Wednesday, August 22, 2007
Rilo Kiley: Under The Blacklight (2007)
I was introduced to Rilo Kiley by my sister on the way back from Vegas a few years ago and I immediately fell in love with them, which is why I am in quite a state at the moment and no more than right now am I so compelled to write a review for Rilo Kiley’s Under The Blacklight. Most reviews have dammed it to hell and others have said it is fun. Saying it’s a fun record is a meek way of saying you like it but are too ashamed to admit it. Under The Blacklight is a damn fine record. Not the best in the Rilo Kiley catalogue, but none of their records have been perfect. Jenny, Blake, & crew have never been good at releasing great records; what they do release is great songs and this album is chock full of them. I’m obsessed with “Silver Lining” at the moment. It starts out with a neat intricate guitar line, rockin’ drum beat, handclaps, and Jenny Lewis at her most soulful. Every time I walk to class I want to belt the chorus out and I get chills when she sings, “I never felt so wicked/ as when I willed our love to die.” It morphs into a gospel number by the end and Jenny Lewis preaches a message of being happy with oneself, “I'm your silver lining/ hooray hooray/ but now I'm gold!” Amen sister. There has been a lot of conversation on the nature of “The Moneymaker” and I’ll only say this: lots of people were pissed off at “Like A Rolling Stone” but they still sang along anyway. “Breakin’ Up” is another favorite of mine that uses possibly one of the most tender keyboard riffs in years before morphing into a 70s disco number that brings up images of roller-skating rinks. It’s totally groovy. The song’s genius is its ability to address the lyrical content in a thoughtful way while at the same time pointing out its absurdity. No more is this sentiment echoed than in the first line, “it's not as if New York City/ burnt down to the ground.” While The Elected’s 2006 release Sun, Sun, Sun is one of my favorite albums of all time I was never a big fan of Blake’s songs on any Rilo Kiley release (the exception being “Ripchord” on More Adventurous). Yet, “Dreamworld” is as infectious as the title suggests and the driving bass, thumping drums, and whispery vocals from Blake culminate into a hallucinatory journey contained in a 4:45 song. “Give A Little Love” is reminiscent of 80s ballads and its Nintendo-esque synth line fits it well. It’s got a great little beat and its insistent chorus is something to be marveled at. I bet you all it’ll be sampled in a rap song by the end of the year (Kanye West I’m looking at you). It is a nice poignant way to close the album and not as grandiose as “Spectacular Views” or as prophetic as “It Just is.” And this can be said about the entire album.
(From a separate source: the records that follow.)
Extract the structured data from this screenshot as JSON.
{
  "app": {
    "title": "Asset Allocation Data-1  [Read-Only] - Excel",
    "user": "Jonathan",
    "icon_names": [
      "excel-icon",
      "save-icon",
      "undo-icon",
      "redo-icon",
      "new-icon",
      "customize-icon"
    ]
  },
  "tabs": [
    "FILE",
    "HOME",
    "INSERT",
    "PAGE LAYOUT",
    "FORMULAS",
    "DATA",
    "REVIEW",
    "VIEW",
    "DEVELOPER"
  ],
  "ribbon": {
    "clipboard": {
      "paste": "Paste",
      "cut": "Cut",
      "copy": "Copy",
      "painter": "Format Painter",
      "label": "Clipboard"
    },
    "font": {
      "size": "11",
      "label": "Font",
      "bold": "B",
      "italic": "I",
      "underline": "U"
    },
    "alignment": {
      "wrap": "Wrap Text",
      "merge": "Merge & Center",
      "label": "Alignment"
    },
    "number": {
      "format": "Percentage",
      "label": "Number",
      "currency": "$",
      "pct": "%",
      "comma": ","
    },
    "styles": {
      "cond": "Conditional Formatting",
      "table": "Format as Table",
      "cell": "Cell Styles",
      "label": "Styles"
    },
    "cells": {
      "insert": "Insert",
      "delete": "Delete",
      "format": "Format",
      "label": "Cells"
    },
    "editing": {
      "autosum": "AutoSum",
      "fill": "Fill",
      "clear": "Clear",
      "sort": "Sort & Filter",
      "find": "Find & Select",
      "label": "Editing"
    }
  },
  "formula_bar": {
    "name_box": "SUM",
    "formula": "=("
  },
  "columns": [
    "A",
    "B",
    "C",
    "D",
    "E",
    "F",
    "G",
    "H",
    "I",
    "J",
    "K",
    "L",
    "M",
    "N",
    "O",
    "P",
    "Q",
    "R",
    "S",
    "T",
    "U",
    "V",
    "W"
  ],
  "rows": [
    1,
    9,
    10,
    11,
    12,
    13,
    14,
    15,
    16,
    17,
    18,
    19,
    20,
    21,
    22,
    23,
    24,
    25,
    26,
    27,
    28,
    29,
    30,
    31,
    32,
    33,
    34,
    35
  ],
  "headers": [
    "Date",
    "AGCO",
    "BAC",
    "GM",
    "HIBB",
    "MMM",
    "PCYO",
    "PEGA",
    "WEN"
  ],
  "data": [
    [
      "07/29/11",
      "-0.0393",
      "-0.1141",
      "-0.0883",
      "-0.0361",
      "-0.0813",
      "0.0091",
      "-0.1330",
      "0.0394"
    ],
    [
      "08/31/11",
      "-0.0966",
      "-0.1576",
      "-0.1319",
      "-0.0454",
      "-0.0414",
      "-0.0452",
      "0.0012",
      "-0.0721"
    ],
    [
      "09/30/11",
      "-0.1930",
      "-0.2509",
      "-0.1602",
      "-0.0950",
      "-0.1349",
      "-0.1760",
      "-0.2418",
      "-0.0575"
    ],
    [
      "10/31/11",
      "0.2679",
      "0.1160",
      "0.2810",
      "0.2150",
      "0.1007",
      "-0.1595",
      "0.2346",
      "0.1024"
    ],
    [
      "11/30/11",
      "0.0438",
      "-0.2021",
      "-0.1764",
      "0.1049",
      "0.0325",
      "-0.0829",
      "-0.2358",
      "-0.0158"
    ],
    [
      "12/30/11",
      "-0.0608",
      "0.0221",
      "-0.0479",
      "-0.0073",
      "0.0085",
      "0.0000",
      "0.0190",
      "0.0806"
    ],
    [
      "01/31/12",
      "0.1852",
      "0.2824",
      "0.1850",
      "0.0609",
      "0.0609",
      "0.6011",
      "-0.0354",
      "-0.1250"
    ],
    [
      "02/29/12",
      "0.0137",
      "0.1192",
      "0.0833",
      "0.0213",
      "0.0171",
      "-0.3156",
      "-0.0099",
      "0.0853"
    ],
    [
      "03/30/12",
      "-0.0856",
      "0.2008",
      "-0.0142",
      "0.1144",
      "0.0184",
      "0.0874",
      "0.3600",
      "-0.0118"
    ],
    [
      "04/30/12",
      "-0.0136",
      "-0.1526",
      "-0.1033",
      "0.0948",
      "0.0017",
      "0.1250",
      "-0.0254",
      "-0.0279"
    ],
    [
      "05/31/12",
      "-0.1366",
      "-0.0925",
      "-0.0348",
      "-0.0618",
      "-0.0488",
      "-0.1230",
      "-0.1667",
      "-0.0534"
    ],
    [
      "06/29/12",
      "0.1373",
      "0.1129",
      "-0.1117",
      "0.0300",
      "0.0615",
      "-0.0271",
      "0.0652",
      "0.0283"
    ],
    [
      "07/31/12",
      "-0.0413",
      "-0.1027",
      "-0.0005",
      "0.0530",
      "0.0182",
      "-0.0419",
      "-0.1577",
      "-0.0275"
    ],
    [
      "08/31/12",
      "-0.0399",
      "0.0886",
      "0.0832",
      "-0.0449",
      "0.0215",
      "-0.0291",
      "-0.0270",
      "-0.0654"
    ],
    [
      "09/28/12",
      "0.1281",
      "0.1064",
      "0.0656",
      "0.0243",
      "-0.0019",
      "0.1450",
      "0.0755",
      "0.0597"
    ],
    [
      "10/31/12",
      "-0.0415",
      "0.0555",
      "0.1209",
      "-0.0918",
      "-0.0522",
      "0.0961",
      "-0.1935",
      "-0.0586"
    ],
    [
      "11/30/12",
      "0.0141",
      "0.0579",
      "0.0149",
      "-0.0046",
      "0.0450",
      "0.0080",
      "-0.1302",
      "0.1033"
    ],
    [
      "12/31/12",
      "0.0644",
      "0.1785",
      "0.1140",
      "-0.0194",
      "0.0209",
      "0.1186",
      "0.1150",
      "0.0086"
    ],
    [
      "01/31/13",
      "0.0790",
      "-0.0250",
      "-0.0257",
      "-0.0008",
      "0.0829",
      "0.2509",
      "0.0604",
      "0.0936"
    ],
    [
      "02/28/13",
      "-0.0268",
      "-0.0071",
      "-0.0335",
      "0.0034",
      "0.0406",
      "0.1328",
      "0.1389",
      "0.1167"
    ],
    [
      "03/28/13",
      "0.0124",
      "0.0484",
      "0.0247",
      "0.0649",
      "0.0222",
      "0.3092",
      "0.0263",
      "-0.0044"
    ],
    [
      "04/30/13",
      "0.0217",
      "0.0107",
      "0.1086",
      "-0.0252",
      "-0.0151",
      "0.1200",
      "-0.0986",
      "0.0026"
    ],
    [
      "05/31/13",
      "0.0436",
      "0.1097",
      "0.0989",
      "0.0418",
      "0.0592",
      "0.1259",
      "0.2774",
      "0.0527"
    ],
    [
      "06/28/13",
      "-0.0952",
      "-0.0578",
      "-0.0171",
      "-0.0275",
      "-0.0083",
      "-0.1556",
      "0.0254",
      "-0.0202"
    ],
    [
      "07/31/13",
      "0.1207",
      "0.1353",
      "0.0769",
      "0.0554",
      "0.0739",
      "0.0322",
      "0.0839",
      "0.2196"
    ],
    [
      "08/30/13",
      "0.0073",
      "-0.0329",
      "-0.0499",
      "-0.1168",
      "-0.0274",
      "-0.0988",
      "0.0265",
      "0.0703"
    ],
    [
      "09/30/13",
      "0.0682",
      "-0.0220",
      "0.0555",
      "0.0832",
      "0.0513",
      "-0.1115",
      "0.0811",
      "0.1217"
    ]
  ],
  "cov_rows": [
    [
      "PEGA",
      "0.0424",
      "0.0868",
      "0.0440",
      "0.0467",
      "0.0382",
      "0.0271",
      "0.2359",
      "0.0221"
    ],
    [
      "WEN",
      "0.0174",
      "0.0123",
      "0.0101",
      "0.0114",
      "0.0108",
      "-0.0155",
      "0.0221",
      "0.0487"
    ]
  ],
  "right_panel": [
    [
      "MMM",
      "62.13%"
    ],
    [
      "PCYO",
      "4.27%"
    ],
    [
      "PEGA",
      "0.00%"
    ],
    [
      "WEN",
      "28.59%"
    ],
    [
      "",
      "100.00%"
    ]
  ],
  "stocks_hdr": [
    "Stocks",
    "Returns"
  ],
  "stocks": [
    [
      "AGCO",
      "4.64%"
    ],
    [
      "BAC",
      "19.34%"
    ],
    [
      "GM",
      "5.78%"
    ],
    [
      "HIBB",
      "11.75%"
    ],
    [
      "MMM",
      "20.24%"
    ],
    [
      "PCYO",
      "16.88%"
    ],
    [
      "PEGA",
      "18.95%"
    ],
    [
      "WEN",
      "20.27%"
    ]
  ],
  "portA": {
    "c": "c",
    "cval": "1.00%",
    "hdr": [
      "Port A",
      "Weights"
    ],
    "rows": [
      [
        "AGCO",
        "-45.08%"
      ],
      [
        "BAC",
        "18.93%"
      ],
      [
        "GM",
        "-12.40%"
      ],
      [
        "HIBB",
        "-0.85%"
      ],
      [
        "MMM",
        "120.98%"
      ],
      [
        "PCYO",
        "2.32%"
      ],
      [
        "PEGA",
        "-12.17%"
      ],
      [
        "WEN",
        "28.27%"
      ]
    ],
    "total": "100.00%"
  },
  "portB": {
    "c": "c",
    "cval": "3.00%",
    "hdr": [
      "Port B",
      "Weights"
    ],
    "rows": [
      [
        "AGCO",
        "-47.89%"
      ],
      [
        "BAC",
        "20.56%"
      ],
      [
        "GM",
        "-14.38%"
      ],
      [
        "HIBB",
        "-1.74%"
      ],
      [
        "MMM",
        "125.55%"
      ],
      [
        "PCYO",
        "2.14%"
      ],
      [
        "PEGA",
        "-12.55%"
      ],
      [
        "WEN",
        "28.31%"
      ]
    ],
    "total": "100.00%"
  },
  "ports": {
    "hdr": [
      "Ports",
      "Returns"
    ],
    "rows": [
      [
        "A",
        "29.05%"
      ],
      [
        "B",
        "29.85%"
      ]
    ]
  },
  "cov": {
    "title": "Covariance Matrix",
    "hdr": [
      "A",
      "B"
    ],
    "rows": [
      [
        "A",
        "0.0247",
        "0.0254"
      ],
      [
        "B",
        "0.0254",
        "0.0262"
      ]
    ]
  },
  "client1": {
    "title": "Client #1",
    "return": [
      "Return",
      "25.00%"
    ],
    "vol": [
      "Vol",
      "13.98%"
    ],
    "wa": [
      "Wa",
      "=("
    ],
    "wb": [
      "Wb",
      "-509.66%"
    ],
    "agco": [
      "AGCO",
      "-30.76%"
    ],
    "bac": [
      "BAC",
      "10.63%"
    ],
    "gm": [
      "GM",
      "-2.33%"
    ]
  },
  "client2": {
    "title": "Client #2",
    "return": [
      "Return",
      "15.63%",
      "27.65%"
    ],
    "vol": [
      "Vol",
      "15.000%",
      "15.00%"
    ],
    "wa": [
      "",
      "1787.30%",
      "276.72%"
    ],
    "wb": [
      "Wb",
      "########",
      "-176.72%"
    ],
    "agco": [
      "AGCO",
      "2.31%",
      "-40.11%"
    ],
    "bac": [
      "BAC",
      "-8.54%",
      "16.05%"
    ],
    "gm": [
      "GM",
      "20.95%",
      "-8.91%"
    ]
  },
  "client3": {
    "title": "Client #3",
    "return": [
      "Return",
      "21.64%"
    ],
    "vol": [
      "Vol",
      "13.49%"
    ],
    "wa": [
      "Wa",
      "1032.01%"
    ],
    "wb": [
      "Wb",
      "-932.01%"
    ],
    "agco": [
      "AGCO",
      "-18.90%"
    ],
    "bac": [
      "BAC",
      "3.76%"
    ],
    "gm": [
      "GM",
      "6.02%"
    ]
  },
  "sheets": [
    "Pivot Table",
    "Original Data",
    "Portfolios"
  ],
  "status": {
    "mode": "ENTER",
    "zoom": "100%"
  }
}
It has an intricate simplicity and subtlety in the face of the all shenanigans being raised about it being overproduced and lyrically dreadful. Give me a fucking break; listen to every Rilo Kiley album, the production quality is about the same on all of them. This album is so shocking to some because of the 180 degree change in musical and lyrical style. But really, the attitude is still the same since Jenny was belting out “Plan Crash in C” off of Take Offs & Landings. From such sweeping narratives off of The Executions of All Things and More Adventurous this new album is so minimalist it probably hurts at first. Imagine trying to condense a Paul Thomas Anderson film into the structure of Jim Jarmusch. With that said, I have a feeling that Jenny and Blake wanted to focus more on the feeling of things rather than tell concrete stories. This is can even be seen in the difference of the album booklet between Under The Blacklight and More Adventurous. The former contains a few simple mood shots showing the “seedier” side of LA and provides another piece of what the album is about. The latter contains dozens of shots of the bands, providing a story to see who the band is, and what kinds of the stories they are going to tell. Now I guess every argument about the band has come down to this, which approach is better? Most due to their “closeness” with Rilo Kiley’s previous material have rejected this new album completely (Pitchfork, as predictable as always). It makes me sad, but again to use a Dylan comparison, many people didn’t understand when he went electric, or country, or even Christian, but in time people began to see the bigger picture. In time we will see where Under The Blacklight fits, but for now I’m going to dance and sing along quite happily.
Rilo Kiley-"Breakin' Up"
Rilo Kiley main site
My Little Ghost Friend
Uncut review and interview with Jenny Lewis